Joe “Duke” Berne (Humphrey Bogart) is a three-time loser. One more arrest and the law will send him away for life. With that ingrained into his head, Duke has given up the criminal life. The problem is getting a regular job, you know how it is, who’s going to hire an ex-con? No one, so here he is roaming the streets, unshaven, wondering where his next meal is going to come from.
In desperation, Duke gets involved with some old cronies who are planning an armored car robbery. At first Duke wants nothing to do with it. He wants to remain clean despite taunts from a young punk named Frenchy who calls Duke a coward even throwing a glass of milk in his face. Duke takes it all.
When Duke finds out mob lawyer, Martin Fleming (Stanley Ridges) in backing up the deal he becomes interested.
Duke visit’s Fleming who is now married to Lorna (Irene Manning), Duke’s former lover. It’s obvious from the first time they see each other, Lorna still has a thing for Duke and visa versa. With Duke in charge they plan the robbery (Duke straightens Frenchy out by throwing a glass of milk in his face and kicking him off his chair) which all seems to think will be a piece of cake except for Duke. The night of the robbery as Duke is getting ready to join the boys, Lorna shows up at his door pleading with him not to go through with it. She tells him they could run away together and start a new life. Duke, still hooked on Lorna, stays with her.
The robbery, without Duke goes bad, all the criminals are killed except for Frenchy who will get his revenge on Duke soon after. A witness to the robbery, an elderly woman, is brow beaten by the police into mistakenly identifying Duke as the crook who got away.

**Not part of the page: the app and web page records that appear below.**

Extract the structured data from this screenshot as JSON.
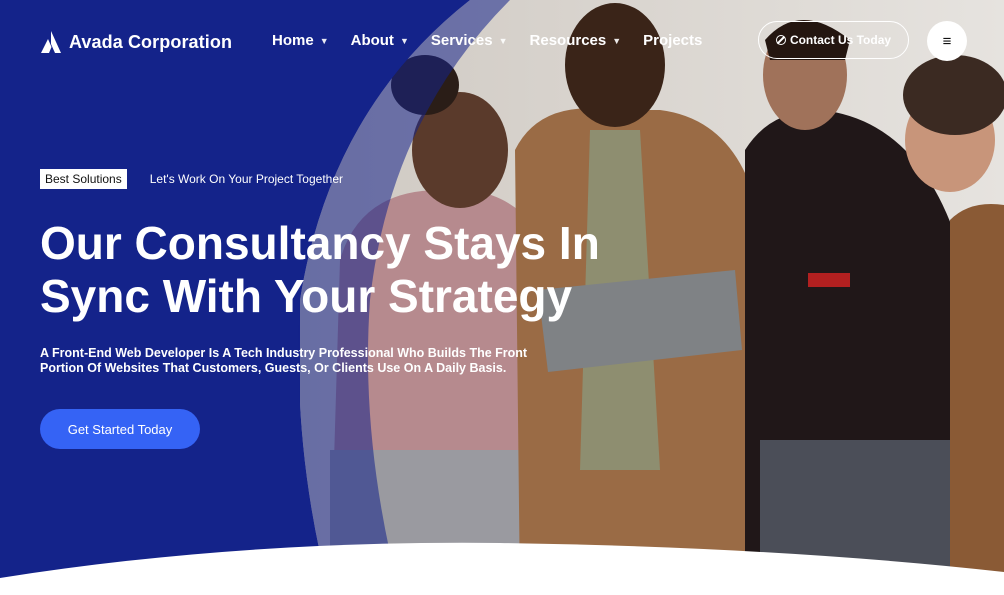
{
  "brand": {
    "name": "Avada Corporation",
    "logo_icon": "avada-a-logo-icon"
  },
  "nav": {
    "items": [
      {
        "label": "Home",
        "has_dropdown": true
      },
      {
        "label": "About",
        "has_dropdown": true
      },
      {
        "label": "Services",
        "has_dropdown": true
      },
      {
        "label": "Resources",
        "has_dropdown": true
      },
      {
        "label": "Projects",
        "has_dropdown": false
      }
    ],
    "dropdown_icon": "chevron-down-icon"
  },
  "header": {
    "contact_label": "Contact Us Today",
    "contact_icon": "ban-icon",
    "menu_icon": "hamburger-menu-icon",
    "menu_glyph": "≡"
  },
  "hero": {
    "badge": "Best Solutions",
    "tagline": "Let's Work On Your Project Together",
    "headline_line1": "Our Consultancy Stays In",
    "headline_line2": "Sync With Your Strategy",
    "description": "A Front-End Web Developer Is A Tech Industry Professional Who Builds The Front Portion Of Websites That Customers, Guests, Or Clients Use On A Daily Basis.",
    "cta_label": "Get Started Today",
    "image_subject": "four colleagues looking at a laptop"
  },
  "colors": {
    "primary_navy": "#14238a",
    "accent_blue": "#3563f5",
    "white": "#ffffff"
  }
}
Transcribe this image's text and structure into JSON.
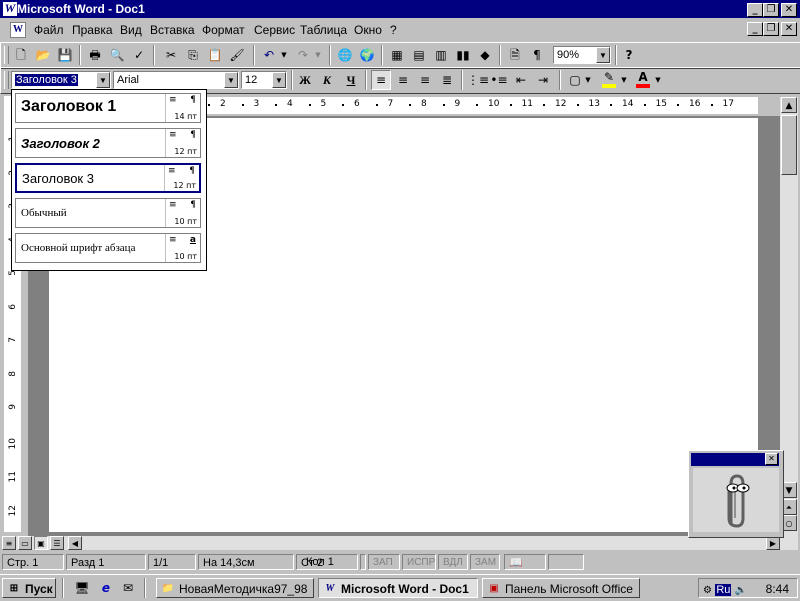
{
  "titlebar": {
    "title": "Microsoft Word - Doc1",
    "icon": "W"
  },
  "menubar": {
    "items": [
      "Файл",
      "Правка",
      "Вид",
      "Вставка",
      "Формат",
      "Сервис",
      "Таблица",
      "Окно",
      "?"
    ]
  },
  "standard_toolbar": {
    "zoom": "90%"
  },
  "formatting_toolbar": {
    "style": "Заголовок 3",
    "font": "Arial",
    "size": "12",
    "bold": "Ж",
    "italic": "К",
    "underline": "Ч"
  },
  "style_dropdown": {
    "items": [
      {
        "name": "Заголовок 1",
        "size": "14 пт",
        "mark": "¶"
      },
      {
        "name": "Заголовок 2",
        "size": "12 пт",
        "mark": "¶"
      },
      {
        "name": "Заголовок 3",
        "size": "12 пт",
        "mark": "¶"
      },
      {
        "name": "Обычный",
        "size": "10 пт",
        "mark": "¶"
      },
      {
        "name": "Основной шрифт абзаца",
        "size": "10 пт",
        "mark": "a"
      }
    ]
  },
  "ruler": {
    "h_numbers": [
      "2",
      "3",
      "4",
      "5",
      "6",
      "7",
      "8",
      "9",
      "10",
      "11",
      "12",
      "13",
      "14",
      "15",
      "16",
      "17"
    ],
    "v_numbers": [
      "1",
      "2",
      "3",
      "4",
      "5",
      "6",
      "7",
      "8",
      "9",
      "10",
      "11",
      "12"
    ]
  },
  "statusbar": {
    "page": "Стр. 1",
    "section": "Разд 1",
    "pages": "1/1",
    "position": "На 14,3см",
    "line": "Ст 2",
    "col": "Кол 1",
    "rec": "ЗАП",
    "trk": "ИСПР",
    "ext": "ВДЛ",
    "ovr": "ЗАМ"
  },
  "taskbar": {
    "start": "Пуск",
    "tasks": [
      "НоваяМетодичка97_98",
      "Microsoft Word - Doc1",
      "Панель Microsoft Office"
    ],
    "lang": "Ru",
    "clock": "8:44"
  },
  "colors": {
    "titlebar": "#000080",
    "highlight": "#ffff00",
    "font_color": "#ff0000"
  }
}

Duke, now being hunted by the police, figures the only way to get himself off the hook is to get Fleming to defend him by setting up a full proof alibi. Fleming double crosses Duke after Frenchy, getting his revenge, tells Fleming about finding Duke and his wife together.

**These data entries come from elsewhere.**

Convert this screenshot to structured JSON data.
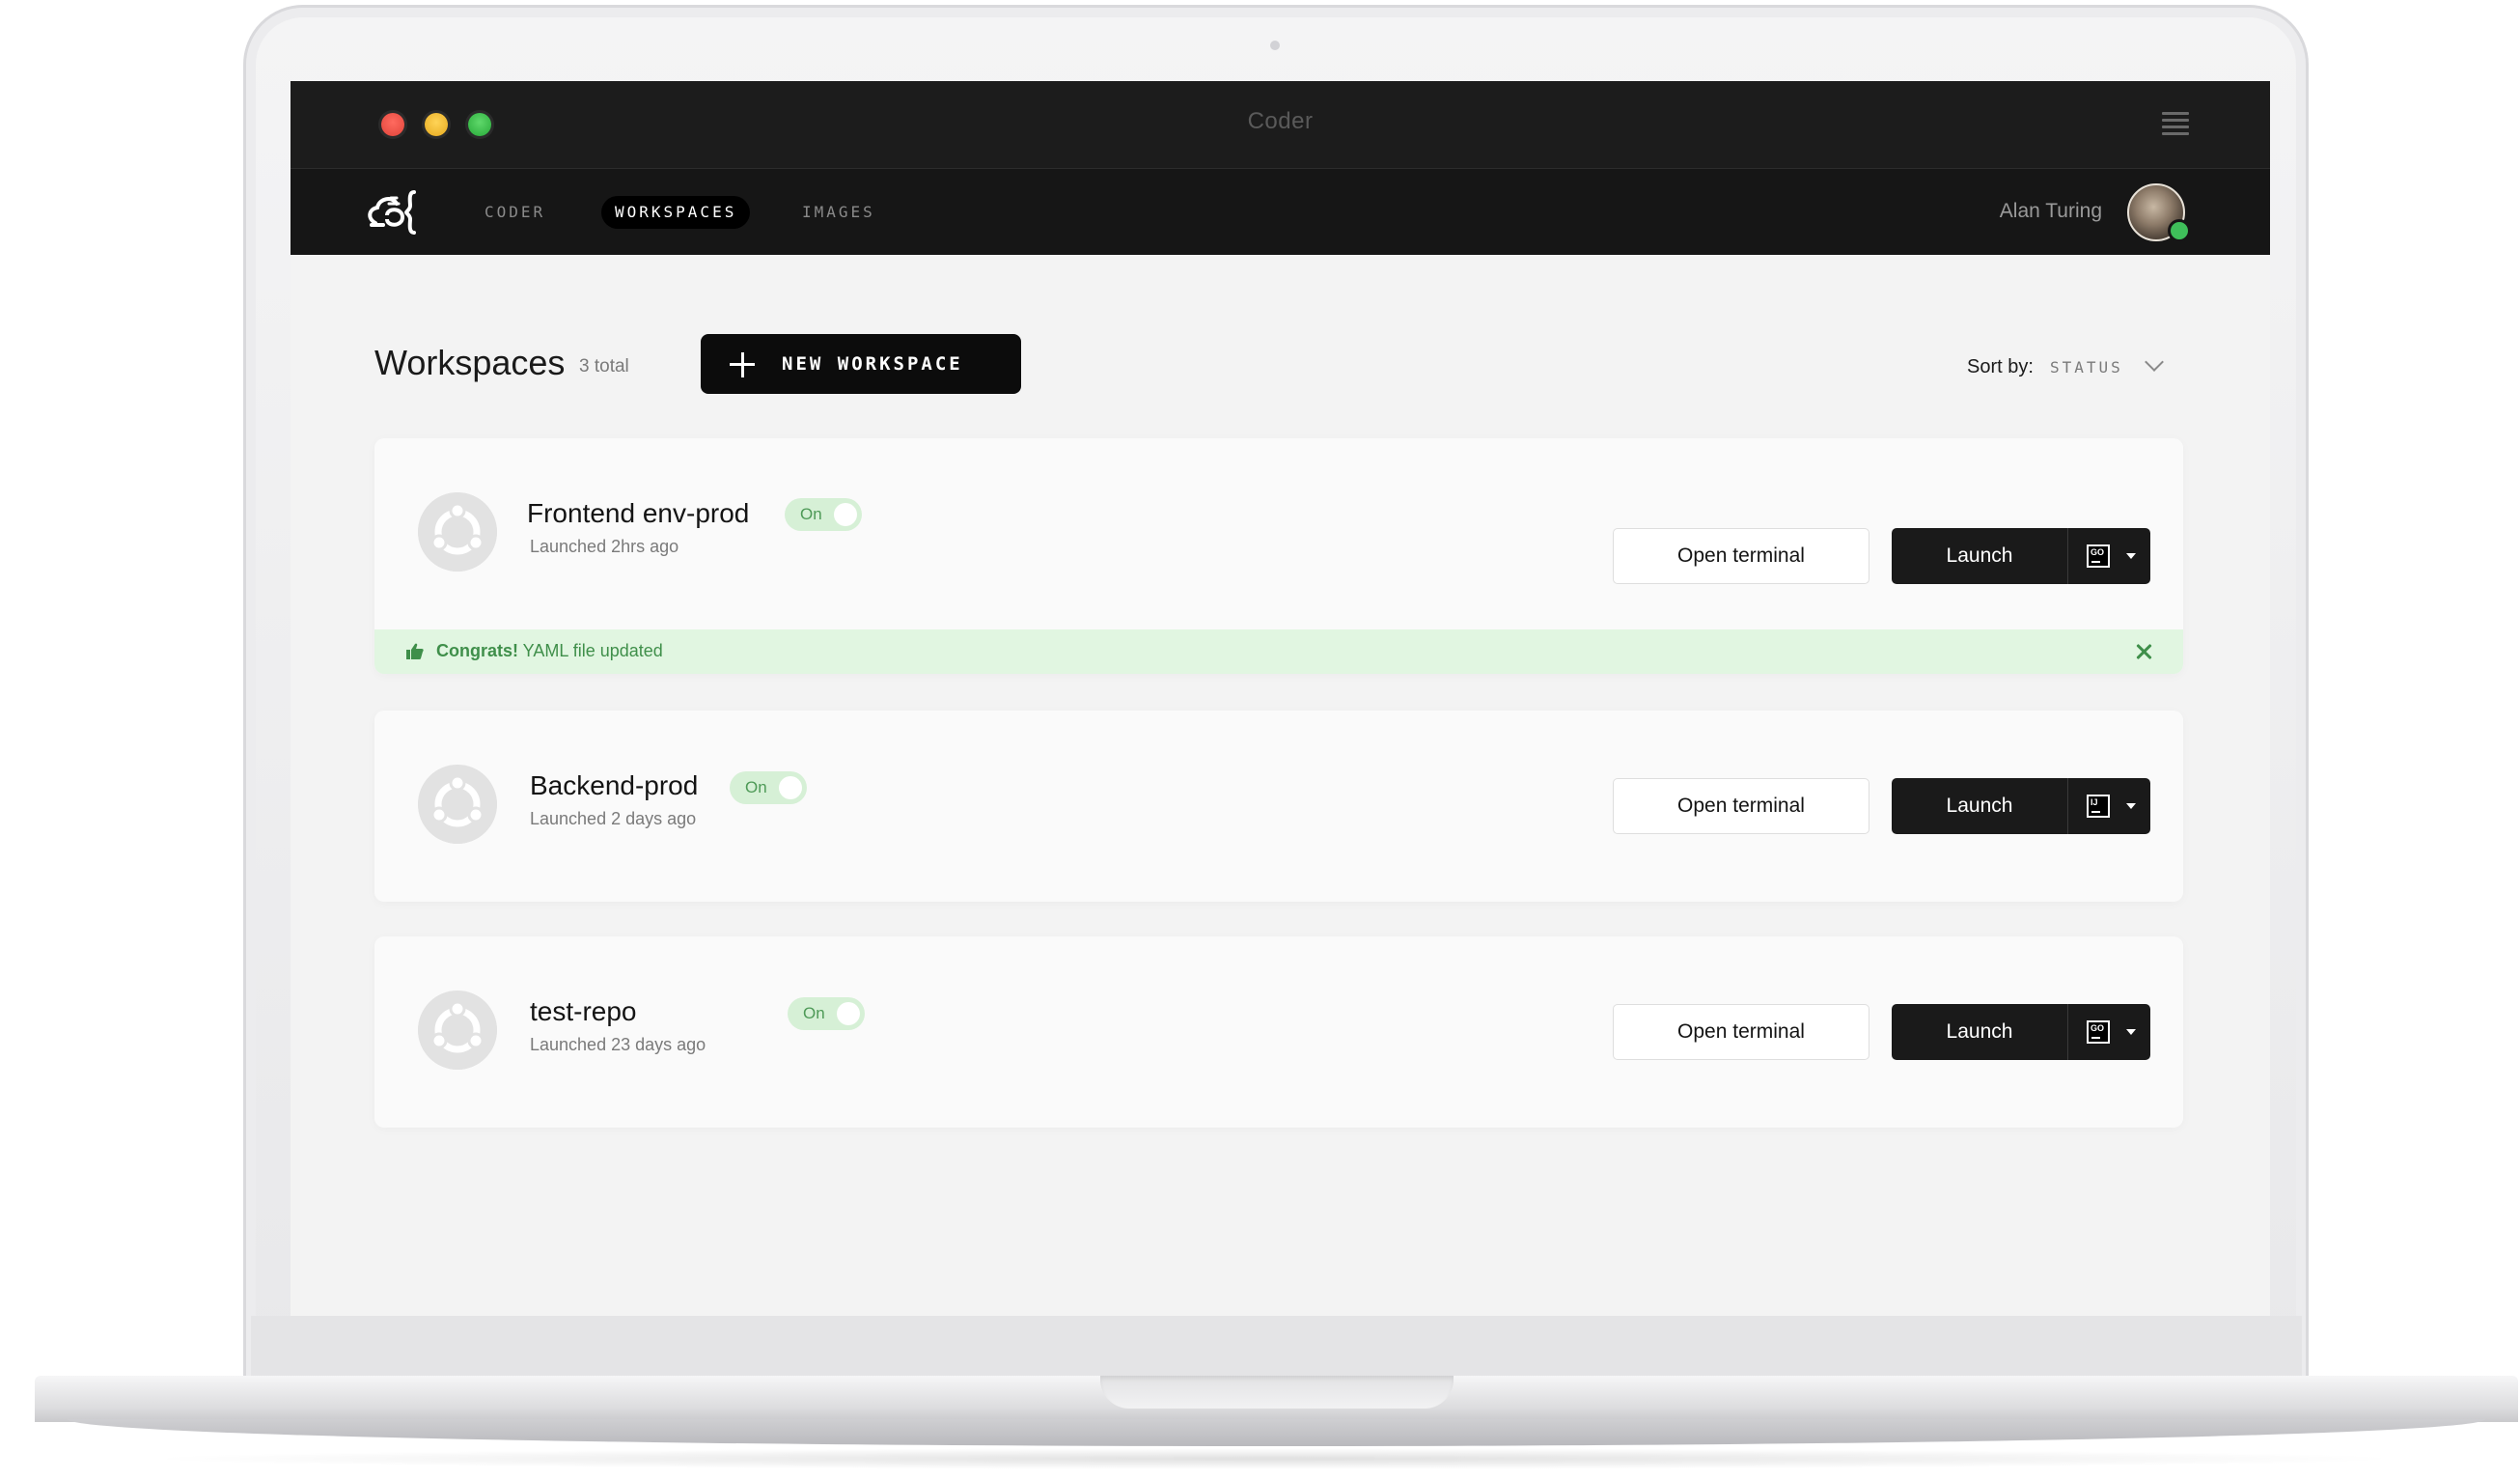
{
  "window": {
    "title": "Coder"
  },
  "nav": {
    "items": [
      {
        "label": "CODER"
      },
      {
        "label": "WORKSPACES"
      },
      {
        "label": "IMAGES"
      }
    ],
    "active": "WORKSPACES",
    "user_name": "Alan Turing"
  },
  "page": {
    "title": "Workspaces",
    "total": "3 total",
    "new_button": "NEW WORKSPACE",
    "sort_label": "Sort by:",
    "sort_value": "STATUS"
  },
  "workspaces": [
    {
      "name": "Frontend env-prod",
      "launched": "Launched 2hrs ago",
      "status": "On",
      "open_terminal": "Open terminal",
      "launch": "Launch",
      "ide": "GO",
      "banner": {
        "bold": "Congrats!",
        "text": " YAML file updated"
      }
    },
    {
      "name": "Backend-prod",
      "launched": "Launched 2 days ago",
      "status": "On",
      "open_terminal": "Open terminal",
      "launch": "Launch",
      "ide": "IJ"
    },
    {
      "name": "test-repo",
      "launched": "Launched 23 days ago",
      "status": "On",
      "open_terminal": "Open terminal",
      "launch": "Launch",
      "ide": "GO"
    }
  ],
  "colors": {
    "accent_dark": "#0c0c0c",
    "status_on_bg": "#d6f0d6",
    "status_on_text": "#4e9a57",
    "banner_bg": "#e1f6e1",
    "online_dot": "#3fbf5a"
  },
  "icons": {
    "logo": "coder-logo",
    "menu": "hamburger-icon",
    "workspace": "ubuntu-icon",
    "banner": "thumbs-up-icon",
    "close": "close-icon",
    "sort": "chevron-down-icon"
  }
}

The remainder of the film spirals out of control as Duke escapes from prison, but in an unbelievable moment of weakness agrees to give himself up in order to set the record straight about a young con who is innocently being accused of being part of the escape plan and the resulting murder of a prison guard. We know from the beginning, Duke is doomed since the entire story is told in flashback from Duke’s deathbed in prison.
“The Big Shot” was made after Bogart had finally become a major Warners star that is after “The Maltese Falcon” and “High Sierra” so it is surprising to see him in a film that has the look and feel of a programmer. Still, Bogie is Bogie and he makes the film enjoyable but overall there is not much there. The car chase sequence toward the end is poorly planned with state police on motorcycles chasing after Bogie and his girl along a snowy icy twisting road. The motor cycle cops are implausibly shooting at Bogart’s car with one hand while managing to steer the motorcycle along the icy curved road with the other.
Directed by Lewis Seiler, who spent most of his career cranking out standard melodramas and westerns of little distinction. Bogart during his second tier days worked with Seiler in quite a few films (Crime School, You Can’t Get Away With Murderer and King of the Underworld), Seiler’s other works include some early westerns starring Tom Mix, “Tugboat Annie”, “Pittsburgh” and “Guadalcanal Diary”, probably his best known work. George Raft turned down this role and as he did with “High Sierra” and “The Maltese Falcon” and just like those earlier flicks, Bogart took over the part. Don’t expect much from this minor film other than Bogie who makes it worth at least one viewing considering it was his last gangster role.